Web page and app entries

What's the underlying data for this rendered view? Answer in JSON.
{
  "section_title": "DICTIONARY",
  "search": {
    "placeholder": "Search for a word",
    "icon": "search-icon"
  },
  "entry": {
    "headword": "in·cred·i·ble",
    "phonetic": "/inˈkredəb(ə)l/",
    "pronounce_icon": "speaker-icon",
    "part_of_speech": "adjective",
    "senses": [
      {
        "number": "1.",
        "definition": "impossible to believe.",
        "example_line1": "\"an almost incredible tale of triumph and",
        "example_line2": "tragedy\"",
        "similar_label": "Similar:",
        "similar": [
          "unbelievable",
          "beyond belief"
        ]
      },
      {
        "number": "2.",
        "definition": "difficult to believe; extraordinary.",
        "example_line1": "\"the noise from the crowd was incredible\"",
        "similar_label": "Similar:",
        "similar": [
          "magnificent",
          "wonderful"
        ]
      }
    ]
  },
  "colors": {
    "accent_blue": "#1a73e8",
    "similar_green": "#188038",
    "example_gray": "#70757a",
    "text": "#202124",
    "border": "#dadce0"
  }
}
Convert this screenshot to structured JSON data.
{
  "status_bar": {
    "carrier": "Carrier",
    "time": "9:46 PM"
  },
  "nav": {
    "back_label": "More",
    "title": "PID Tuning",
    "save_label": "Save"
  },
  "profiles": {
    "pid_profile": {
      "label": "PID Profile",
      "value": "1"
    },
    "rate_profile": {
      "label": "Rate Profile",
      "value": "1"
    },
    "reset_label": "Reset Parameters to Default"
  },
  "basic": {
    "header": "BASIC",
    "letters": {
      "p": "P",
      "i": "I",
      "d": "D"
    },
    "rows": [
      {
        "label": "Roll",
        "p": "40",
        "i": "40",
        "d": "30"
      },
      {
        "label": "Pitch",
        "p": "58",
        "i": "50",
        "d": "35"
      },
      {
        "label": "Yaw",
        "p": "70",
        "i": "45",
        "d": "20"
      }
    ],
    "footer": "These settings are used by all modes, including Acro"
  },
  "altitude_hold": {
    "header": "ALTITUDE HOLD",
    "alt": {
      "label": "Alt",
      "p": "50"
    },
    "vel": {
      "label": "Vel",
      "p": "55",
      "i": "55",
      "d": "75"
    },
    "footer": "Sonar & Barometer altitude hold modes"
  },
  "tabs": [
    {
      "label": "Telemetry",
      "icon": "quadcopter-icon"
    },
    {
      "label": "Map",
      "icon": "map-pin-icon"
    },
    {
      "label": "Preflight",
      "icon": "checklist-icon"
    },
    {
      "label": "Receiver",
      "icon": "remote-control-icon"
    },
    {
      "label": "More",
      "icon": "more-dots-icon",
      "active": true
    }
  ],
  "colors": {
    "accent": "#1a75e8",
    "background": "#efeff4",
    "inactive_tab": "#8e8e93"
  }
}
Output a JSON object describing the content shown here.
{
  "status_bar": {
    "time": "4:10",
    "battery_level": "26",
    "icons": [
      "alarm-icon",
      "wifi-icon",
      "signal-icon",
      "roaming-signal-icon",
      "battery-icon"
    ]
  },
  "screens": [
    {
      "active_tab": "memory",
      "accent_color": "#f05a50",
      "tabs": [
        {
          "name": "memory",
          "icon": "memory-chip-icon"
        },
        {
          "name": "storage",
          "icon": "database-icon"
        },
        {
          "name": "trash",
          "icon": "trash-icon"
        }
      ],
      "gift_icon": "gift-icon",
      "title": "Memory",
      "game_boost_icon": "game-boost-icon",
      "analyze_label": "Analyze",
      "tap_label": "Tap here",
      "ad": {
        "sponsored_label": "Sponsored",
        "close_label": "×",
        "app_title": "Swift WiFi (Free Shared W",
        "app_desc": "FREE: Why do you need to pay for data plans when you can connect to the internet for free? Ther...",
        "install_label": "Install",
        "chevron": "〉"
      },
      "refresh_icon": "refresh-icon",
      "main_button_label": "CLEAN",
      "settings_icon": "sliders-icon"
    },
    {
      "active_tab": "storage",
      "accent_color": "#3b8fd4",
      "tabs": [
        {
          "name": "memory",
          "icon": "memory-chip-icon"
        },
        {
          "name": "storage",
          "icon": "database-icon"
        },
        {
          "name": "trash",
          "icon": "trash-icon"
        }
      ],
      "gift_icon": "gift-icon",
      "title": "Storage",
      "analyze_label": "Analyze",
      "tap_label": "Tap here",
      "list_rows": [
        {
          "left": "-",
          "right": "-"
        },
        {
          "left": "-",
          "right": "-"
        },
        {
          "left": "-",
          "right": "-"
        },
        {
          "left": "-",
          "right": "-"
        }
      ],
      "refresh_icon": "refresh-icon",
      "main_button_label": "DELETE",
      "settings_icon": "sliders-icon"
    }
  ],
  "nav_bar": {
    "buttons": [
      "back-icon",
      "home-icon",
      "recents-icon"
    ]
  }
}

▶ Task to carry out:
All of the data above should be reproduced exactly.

▶ Result of this task:
What's the underlying data for this rendered view? Answer in JSON.
{
  "section_title": "DICTIONARY",
  "search": {
    "placeholder": "Search for a word",
    "icon": "search-icon"
  },
  "entry": {
    "headword": "in·cred·i·ble",
    "phonetic": "/inˈkredəb(ə)l/",
    "pronounce_icon": "speaker-icon",
    "part_of_speech": "adjective",
    "senses": [
      {
        "number": "1.",
        "definition": "impossible to believe.",
        "example_line1": "\"an almost incredible tale of triumph and",
        "example_line2": "tragedy\"",
        "similar_label": "Similar:",
        "similar": [
          "unbelievable",
          "beyond belief"
        ]
      },
      {
        "number": "2.",
        "definition": "difficult to believe; extraordinary.",
        "example_line1": "\"the noise from the crowd was incredible\"",
        "similar_label": "Similar:",
        "similar": [
          "magnificent",
          "wonderful"
        ]
      }
    ]
  },
  "colors": {
    "accent_blue": "#1a73e8",
    "similar_green": "#188038",
    "example_gray": "#70757a",
    "text": "#202124",
    "border": "#dadce0"
  }
}
Convert this screenshot to structured JSON data.
{
  "status_bar": {
    "carrier": "Carrier",
    "time": "9:46 PM"
  },
  "nav": {
    "back_label": "More",
    "title": "PID Tuning",
    "save_label": "Save"
  },
  "profiles": {
    "pid_profile": {
      "label": "PID Profile",
      "value": "1"
    },
    "rate_profile": {
      "label": "Rate Profile",
      "value": "1"
    },
    "reset_label": "Reset Parameters to Default"
  },
  "basic": {
    "header": "BASIC",
    "letters": {
      "p": "P",
      "i": "I",
      "d": "D"
    },
    "rows": [
      {
        "label": "Roll",
        "p": "40",
        "i": "40",
        "d": "30"
      },
      {
        "label": "Pitch",
        "p": "58",
        "i": "50",
        "d": "35"
      },
      {
        "label": "Yaw",
        "p": "70",
        "i": "45",
        "d": "20"
      }
    ],
    "footer": "These settings are used by all modes, including Acro"
  },
  "altitude_hold": {
    "header": "ALTITUDE HOLD",
    "alt": {
      "label": "Alt",
      "p": "50"
    },
    "vel": {
      "label": "Vel",
      "p": "55",
      "i": "55",
      "d": "75"
    },
    "footer": "Sonar & Barometer altitude hold modes"
  },
  "tabs": [
    {
      "label": "Telemetry",
      "icon": "quadcopter-icon"
    },
    {
      "label": "Map",
      "icon": "map-pin-icon"
    },
    {
      "label": "Preflight",
      "icon": "checklist-icon"
    },
    {
      "label": "Receiver",
      "icon": "remote-control-icon"
    },
    {
      "label": "More",
      "icon": "more-dots-icon",
      "active": true
    }
  ],
  "colors": {
    "accent": "#1a75e8",
    "background": "#efeff4",
    "inactive_tab": "#8e8e93"
  }
}
Output a JSON object describing the content shown here.
{
  "status_bar": {
    "time": "4:10",
    "battery_level": "26",
    "icons": [
      "alarm-icon",
      "wifi-icon",
      "signal-icon",
      "roaming-signal-icon",
      "battery-icon"
    ]
  },
  "screens": [
    {
      "active_tab": "memory",
      "accent_color": "#f05a50",
      "tabs": [
        {
          "name": "memory",
          "icon": "memory-chip-icon"
        },
        {
          "name": "storage",
          "icon": "database-icon"
        },
        {
          "name": "trash",
          "icon": "trash-icon"
        }
      ],
      "gift_icon": "gift-icon",
      "title": "Memory",
      "game_boost_icon": "game-boost-icon",
      "analyze_label": "Analyze",
      "tap_label": "Tap here",
      "ad": {
        "sponsored_label": "Sponsored",
        "close_label": "×",
        "app_title": "Swift WiFi (Free Shared W",
        "app_desc": "FREE: Why do you need to pay for data plans when you can connect to the internet for free? Ther...",
        "install_label": "Install",
        "chevron": "〉"
      },
      "refresh_icon": "refresh-icon",
      "main_button_label": "CLEAN",
      "settings_icon": "sliders-icon"
    },
    {
      "active_tab": "storage",
      "accent_color": "#3b8fd4",
      "tabs": [
        {
          "name": "memory",
          "icon": "memory-chip-icon"
        },
        {
          "name": "storage",
          "icon": "database-icon"
        },
        {
          "name": "trash",
          "icon": "trash-icon"
        }
      ],
      "gift_icon": "gift-icon",
      "title": "Storage",
      "analyze_label": "Analyze",
      "tap_label": "Tap here",
      "list_rows": [
        {
          "left": "-",
          "right": "-"
        },
        {
          "left": "-",
          "right": "-"
        },
        {
          "left": "-",
          "right": "-"
        },
        {
          "left": "-",
          "right": "-"
        }
      ],
      "refresh_icon": "refresh-icon",
      "main_button_label": "DELETE",
      "settings_icon": "sliders-icon"
    }
  ],
  "nav_bar": {
    "buttons": [
      "back-icon",
      "home-icon",
      "recents-icon"
    ]
  }
}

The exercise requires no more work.